The powers granted could potentially keep the Turkish president in office until 2029, scrap the job of prime minister and allow the president to directly appoint top public officials.

Representatives from a coalition of global bodies said the vote took place on an "unlevel playing field", with the "yes" campaign dominating media coverage.

On Europe's threats that it may halt negotiations on Turkey joining the European Union if the penalty is restored, he remarked: "The EU should deal with Turkey out of partnership and not focus exclusively on benefiting from it in the refugee file".

President Muhammadu Buhari has congratulated the people and government of Turkey on the successful conclusion of the country's referendum on Monday.
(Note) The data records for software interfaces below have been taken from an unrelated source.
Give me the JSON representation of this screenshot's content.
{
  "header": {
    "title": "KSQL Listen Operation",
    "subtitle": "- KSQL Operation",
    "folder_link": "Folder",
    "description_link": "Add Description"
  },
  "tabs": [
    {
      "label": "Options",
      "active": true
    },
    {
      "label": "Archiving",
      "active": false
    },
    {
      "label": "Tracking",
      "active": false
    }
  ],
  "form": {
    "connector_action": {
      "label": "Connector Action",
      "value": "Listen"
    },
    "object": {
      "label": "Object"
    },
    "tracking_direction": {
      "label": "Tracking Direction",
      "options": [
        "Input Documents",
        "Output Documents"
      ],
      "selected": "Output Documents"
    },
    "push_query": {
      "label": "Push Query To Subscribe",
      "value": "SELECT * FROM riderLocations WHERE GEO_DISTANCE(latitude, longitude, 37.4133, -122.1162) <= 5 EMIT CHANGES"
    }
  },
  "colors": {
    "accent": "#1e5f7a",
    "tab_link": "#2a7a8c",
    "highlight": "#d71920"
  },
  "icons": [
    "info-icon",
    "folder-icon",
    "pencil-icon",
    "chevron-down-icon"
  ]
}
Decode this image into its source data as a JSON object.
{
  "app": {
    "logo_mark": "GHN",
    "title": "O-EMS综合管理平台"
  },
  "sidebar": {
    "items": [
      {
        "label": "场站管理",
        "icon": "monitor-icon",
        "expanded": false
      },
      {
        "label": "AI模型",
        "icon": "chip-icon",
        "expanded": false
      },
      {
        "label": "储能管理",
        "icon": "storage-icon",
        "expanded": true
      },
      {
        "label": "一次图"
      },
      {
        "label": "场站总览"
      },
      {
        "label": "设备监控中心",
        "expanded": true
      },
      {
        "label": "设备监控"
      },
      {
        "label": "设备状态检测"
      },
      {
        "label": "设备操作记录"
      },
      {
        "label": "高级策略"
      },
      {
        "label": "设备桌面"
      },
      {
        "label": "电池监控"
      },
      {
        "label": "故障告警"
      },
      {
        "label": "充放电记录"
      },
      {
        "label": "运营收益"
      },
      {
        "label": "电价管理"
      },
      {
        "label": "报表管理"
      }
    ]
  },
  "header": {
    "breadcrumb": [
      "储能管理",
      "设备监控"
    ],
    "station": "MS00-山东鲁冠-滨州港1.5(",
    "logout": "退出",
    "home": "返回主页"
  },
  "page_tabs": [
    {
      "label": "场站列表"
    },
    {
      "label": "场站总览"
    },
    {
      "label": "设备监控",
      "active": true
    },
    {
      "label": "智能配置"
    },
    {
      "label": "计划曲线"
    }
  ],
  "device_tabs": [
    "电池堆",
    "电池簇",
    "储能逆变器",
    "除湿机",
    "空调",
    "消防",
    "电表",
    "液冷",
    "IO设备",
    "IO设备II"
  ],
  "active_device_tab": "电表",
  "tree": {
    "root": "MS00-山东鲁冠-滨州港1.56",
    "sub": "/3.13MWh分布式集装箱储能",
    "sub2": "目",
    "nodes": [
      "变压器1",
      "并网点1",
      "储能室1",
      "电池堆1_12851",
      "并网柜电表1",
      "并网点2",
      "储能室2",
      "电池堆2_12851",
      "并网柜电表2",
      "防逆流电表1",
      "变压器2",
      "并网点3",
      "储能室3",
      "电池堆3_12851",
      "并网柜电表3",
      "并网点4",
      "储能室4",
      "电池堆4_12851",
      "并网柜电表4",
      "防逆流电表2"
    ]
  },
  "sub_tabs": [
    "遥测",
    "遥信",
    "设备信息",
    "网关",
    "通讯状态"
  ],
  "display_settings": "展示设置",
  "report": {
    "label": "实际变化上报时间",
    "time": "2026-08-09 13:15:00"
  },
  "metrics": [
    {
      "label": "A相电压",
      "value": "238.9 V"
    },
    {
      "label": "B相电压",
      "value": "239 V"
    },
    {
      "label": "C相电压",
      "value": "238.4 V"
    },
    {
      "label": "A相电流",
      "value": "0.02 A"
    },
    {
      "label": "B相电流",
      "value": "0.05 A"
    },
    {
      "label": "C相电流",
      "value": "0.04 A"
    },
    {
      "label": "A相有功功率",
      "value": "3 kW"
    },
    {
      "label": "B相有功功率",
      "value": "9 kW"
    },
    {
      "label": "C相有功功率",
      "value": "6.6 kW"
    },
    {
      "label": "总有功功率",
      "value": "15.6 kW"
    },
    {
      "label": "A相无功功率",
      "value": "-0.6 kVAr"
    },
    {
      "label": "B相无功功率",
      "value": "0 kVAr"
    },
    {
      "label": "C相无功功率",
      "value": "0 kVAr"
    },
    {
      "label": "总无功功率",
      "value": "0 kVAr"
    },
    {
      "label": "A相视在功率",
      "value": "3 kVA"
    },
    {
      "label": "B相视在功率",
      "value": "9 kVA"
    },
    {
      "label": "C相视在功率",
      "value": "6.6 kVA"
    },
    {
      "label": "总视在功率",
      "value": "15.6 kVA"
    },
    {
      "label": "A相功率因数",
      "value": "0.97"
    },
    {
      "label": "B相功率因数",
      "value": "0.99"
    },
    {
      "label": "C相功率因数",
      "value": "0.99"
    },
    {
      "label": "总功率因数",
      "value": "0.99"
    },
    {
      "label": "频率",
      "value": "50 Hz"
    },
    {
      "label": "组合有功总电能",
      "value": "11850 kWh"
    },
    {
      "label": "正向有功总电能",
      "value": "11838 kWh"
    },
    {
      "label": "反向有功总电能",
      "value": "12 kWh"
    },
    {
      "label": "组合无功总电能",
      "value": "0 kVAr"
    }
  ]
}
That's close to the winning margin for "yes", which according to unofficial results received 24.3 million votes, compared to 23.2 million for "no" votes.

"We thank the OSCE Referendum Observation Mission for its important work and note the concerns detailed in its preliminary assessment of the conduct of the vote and campaign".

Trump also spoke to Erdogan in February, reports the Guardian.

The president's ruling AK party argues that Turkey's current fragile economic and security situation needs strong leadership.

Republican People's Party (CHP) deputy chairman Bulent Tezcan will present the demand on Tuesday at 1:30 p.m. local time, the party said in a statement. Global monitors pointed out that a last minute decision by the Electoral Board to accept unstamped ballots contradicted electoral law. The US state department noted both issues in a more cautious, less laudatory statement issued a few hours earlier.

After 51.4% of voters reportedly opted to pass the referendum, protests against have erupted in the streets of Istanbul.

Cezar Florin Preda, head of a delegation from the Council of Europe, said it "did not live up to. standards" because of an inadequate legal framework, a "skewed pre-vote campaign" in favour of Yes and intimidation of the opposition.

Turkish President Recep Tayyip Erdogan has rejected global monitors" criticisms of Turkey's referendum, insisting the vote was the "most democratic election' seen in any Western country.

  • Leroy Wright